FURTHER READING1. Greenwall, Linda. Bleaching techniques in restorative dentistry : an illustrated guide2. Haywood, Van B. TitleTooth whitening : indications and outcomes of nightguard vital bleaching / Van B. Haywood; Quintessence Publishing, 2007.3. Van Haywood’s article: Frequently Asked Questions About Bleaching; Compendium / April 20034. GOLDSTEIN, Ronald E Complete dental bleaching; 1995; Quintessence5. Sulieman M. An Overview of Bleaching Techniques: 1. History, Chemsitry, Safety and Legal Aspects. Dent Update 2004; 31:608- 6166. Sulieman M. An Overview of Bleaching Techniques: 2. Night Guard Vital Bleaching and Non-Vital Bleaching. Dent Update 2005; 32: 39-46
LUDH- PROTOCOL 1 Make a diagnosis of the cause(s) of discolouration and record this in the notes. Discuss the various alternative options to bleaching teeth, for instance, veneers, crowns and post crowns. Check that the patient is not allergic to peroxide or plastic. Identify the teeth for bleaching **check their periapical status on radiograph.
PROTOCOL 2• Record the shade of the discoloured teeth and write that in the notes.• Photograph if possible (with shade tab)• Record that in the notes and obtain patient consent • Warn restorations will not change colour*• Take alginate impressions for tray- lab prescription*• Fit bleaching trays, ensure good fit and comfortable• Advise patient on procedure- give leaflets
PROTOCOL 3• Check for the presence of composites, veneers, crowns at adjacent and opposite teeth and warn patients that these will not change colour with bleaching and may need to be redone if bleaching is undertaken as the colour mismatch may become much more apparent following bleaching.• If possible draw a diagram to remind the patient of the presence of such restorations and keep a copy in the notes.• The teeth will change colour with bleaching but the existing composites, veneers, or bridges will not change colour.• If it is subsequently necessary to make these the same colour as the bleached teeth, significant numbers of restorations may need to be redone.• White spots will become whiter in initial stages, but almost always revert.• Record in the notes that this has been discussed
PROTOCOL 4 Advise the patient that the necks of the teeth may take longer to lighten. If there is a lot of recession – must inform pt root surfaces may not bleach Temporise carious teeth and leaking restorations. Very old amalgam fillings may leave a dark purple colour on the bleaching tray. It is prudent to polish these restorations with conventional multibladed tungsten carbide burs before commencing. Bleaching should not be undertaken whilst patients are known to be pregnant or breast-feeding.
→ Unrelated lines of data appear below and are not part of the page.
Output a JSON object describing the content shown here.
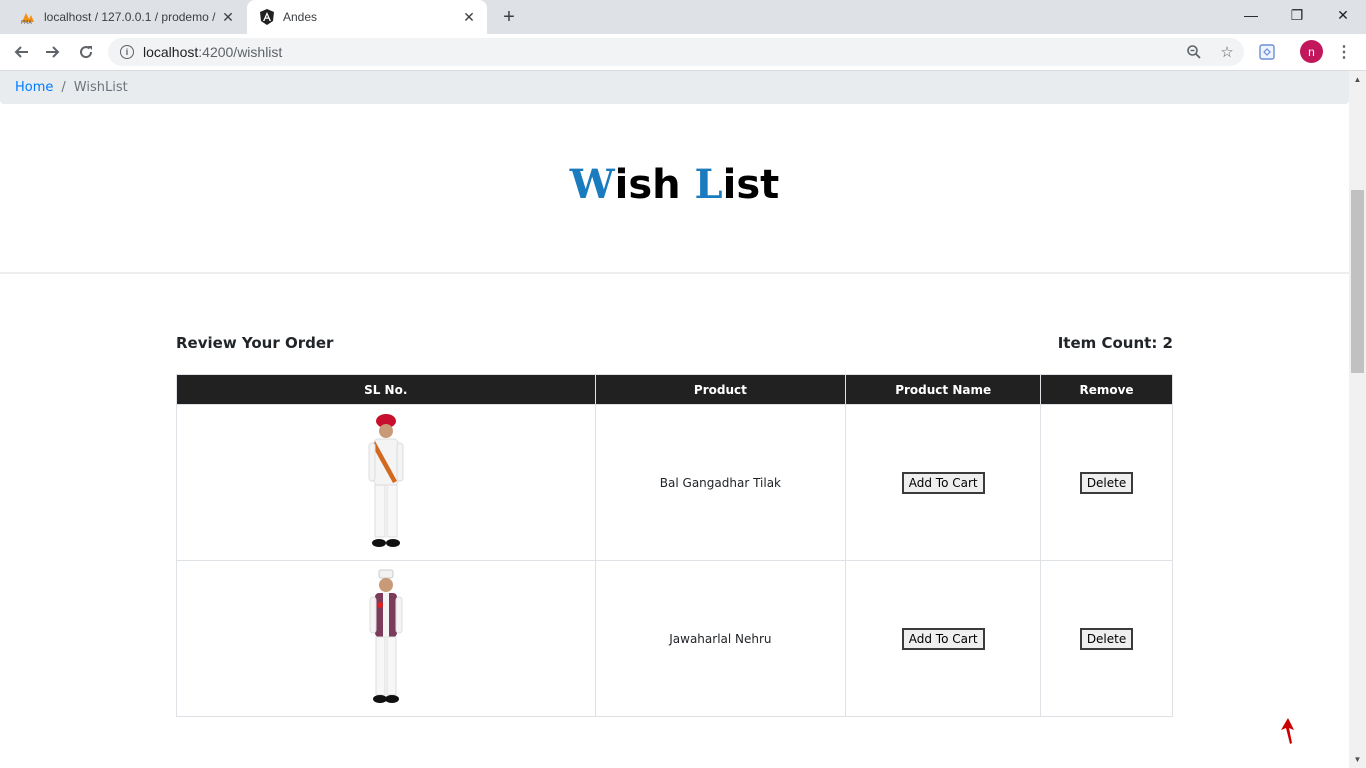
{
  "browser": {
    "tabs": [
      {
        "title": "localhost / 127.0.0.1 / prodemo / ",
        "favicon": "phpmyadmin-icon",
        "active": false
      },
      {
        "title": "Andes",
        "favicon": "angular-icon",
        "active": true
      }
    ],
    "address": {
      "host": "localhost",
      "path": ":4200/wishlist"
    },
    "avatar_initial": "n"
  },
  "breadcrumb": {
    "home": "Home",
    "separator": "/",
    "current": "WishList"
  },
  "heading": {
    "first_cap": "W",
    "first_rest": "ish ",
    "second_cap": "L",
    "second_rest": "ist"
  },
  "review_title": "Review Your Order",
  "item_count": "Item Count: 2",
  "table": {
    "headers": [
      "SL No.",
      "Product",
      "Product Name",
      "Remove"
    ],
    "rows": [
      {
        "image": "child-costume-tilak-image",
        "name": "Bal Gangadhar Tilak",
        "cart_label": "Add To Cart",
        "delete_label": "Delete"
      },
      {
        "image": "child-costume-nehru-image",
        "name": "Jawaharlal Nehru",
        "cart_label": "Add To Cart",
        "delete_label": "Delete"
      }
    ]
  },
  "colors": {
    "accent": "#1a7bbf",
    "link": "#007bff",
    "header_bg": "#212121",
    "scroll_top_arrow": "#cc0000"
  }
}
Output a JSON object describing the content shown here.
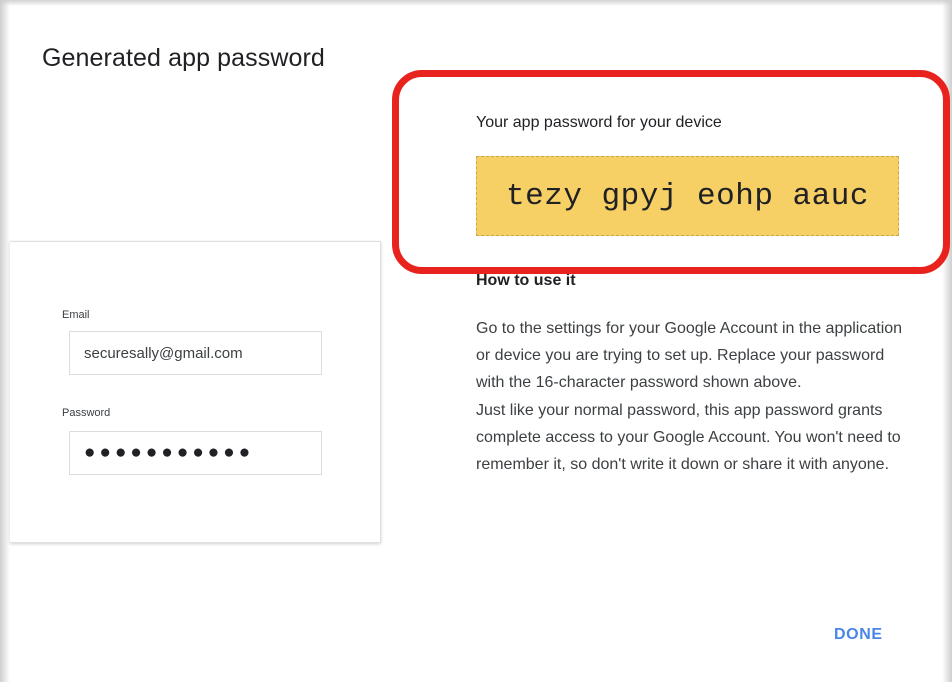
{
  "dialog": {
    "title": "Generated app password"
  },
  "device_form": {
    "email_label": "Email",
    "email_value": "securesally@gmail.com",
    "password_label": "Password",
    "password_mask": "●●●●●●●●●●●"
  },
  "app_password": {
    "heading": "Your app password for your device",
    "value": "tezy gpyj eohp aauc"
  },
  "how_to": {
    "heading": "How to use it",
    "paragraph1": "Go to the settings for your Google Account in the application or device you are trying to set up. Replace your password with the 16-character password shown above.",
    "paragraph2": "Just like your normal password, this app password grants complete access to your Google Account. You won't need to remember it, so don't write it down or share it with anyone."
  },
  "actions": {
    "done_label": "DONE"
  },
  "colors": {
    "password_highlight": "#f6cf65",
    "accent_blue": "#4a86e8",
    "annotation_red": "#e8231d"
  }
}
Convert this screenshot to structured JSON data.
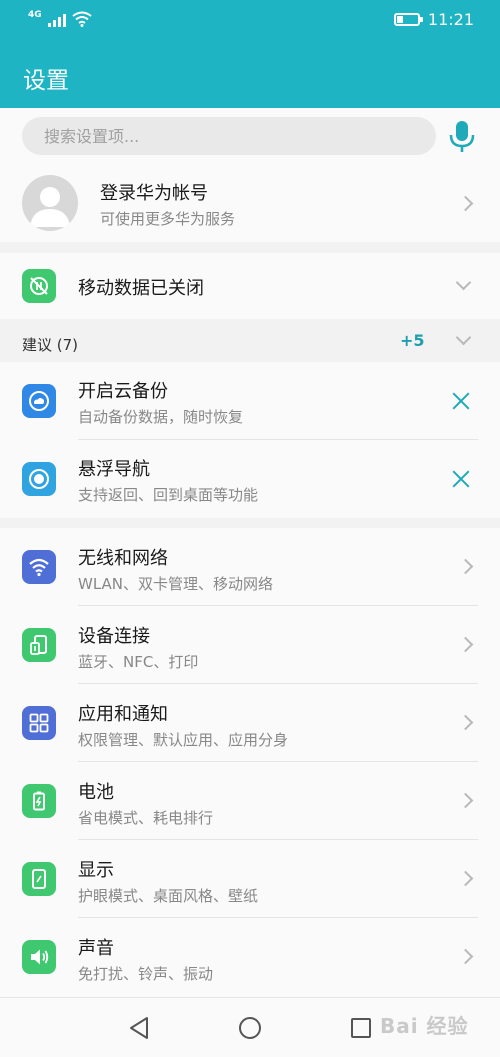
{
  "status_bar": {
    "network_type": "4G",
    "time": "11:21",
    "icons": [
      "signal-icon",
      "wifi-icon",
      "battery-icon"
    ]
  },
  "app_bar": {
    "title": "设置"
  },
  "search": {
    "placeholder": "搜索设置项...",
    "mic_icon": "microphone-icon"
  },
  "account": {
    "title": "登录华为帐号",
    "subtitle": "可使用更多华为服务"
  },
  "mobile_data": {
    "label": "移动数据已关闭",
    "icon": "mobile-data-off-icon"
  },
  "suggestions": {
    "header": "建议 (7)",
    "more": "+5",
    "items": [
      {
        "title": "开启云备份",
        "subtitle": "自动备份数据，随时恢复",
        "icon": "cloud-backup-icon"
      },
      {
        "title": "悬浮导航",
        "subtitle": "支持返回、回到桌面等功能",
        "icon": "floating-nav-icon"
      }
    ]
  },
  "settings": [
    {
      "title": "无线和网络",
      "subtitle": "WLAN、双卡管理、移动网络",
      "icon": "wifi-icon"
    },
    {
      "title": "设备连接",
      "subtitle": "蓝牙、NFC、打印",
      "icon": "device-connect-icon"
    },
    {
      "title": "应用和通知",
      "subtitle": "权限管理、默认应用、应用分身",
      "icon": "apps-icon"
    },
    {
      "title": "电池",
      "subtitle": "省电模式、耗电排行",
      "icon": "battery-icon"
    },
    {
      "title": "显示",
      "subtitle": "护眼模式、桌面风格、壁纸",
      "icon": "display-icon"
    },
    {
      "title": "声音",
      "subtitle": "免打扰、铃声、振动",
      "icon": "sound-icon"
    }
  ],
  "watermark": "Bai 经验",
  "colors": {
    "accent": "#1eb4c4",
    "green": "#40c870",
    "blue": "#2f88e6",
    "indigo": "#4f6fd6"
  }
}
HISTORY (adapted from data in Haywood)Year Authors Innovation1799 Macintosh Chloride of lime is invented - Called bleaching powder1884 Harlan 1st Hydrogen peroxide use Used 35% HP inside tooth and suggested 25%HP with heated1958 Pearson lamp1961 Spasser Perborate sealed within tooth - "walking bleach" Thermocatalytic Technique - pellet saturated with suoperoxyl1965 Stewart and heated with an instrument inside pulp chamber. In office bleaching using 30% H2O2 and heat from bleaching1987 Feinmann light1989 Croll Microabrasion technique1989 Haywood and Heyman 10% CP used in trays overnight "Nightguard Vital Bleaching"1990 Bleaching products available OTC - contraversial ! Bleaching materials were investigated and the FDA called for1991 safety studies. Ban was lifted after 6months1991 Numerous authors Power bleaching using 30% HP and light activiation1996 Rayto Laser tooth whitening1997 Settembrini et al Inside-Outside bleaching technique1998 Carrilo et al Open pulp chamber with CP inside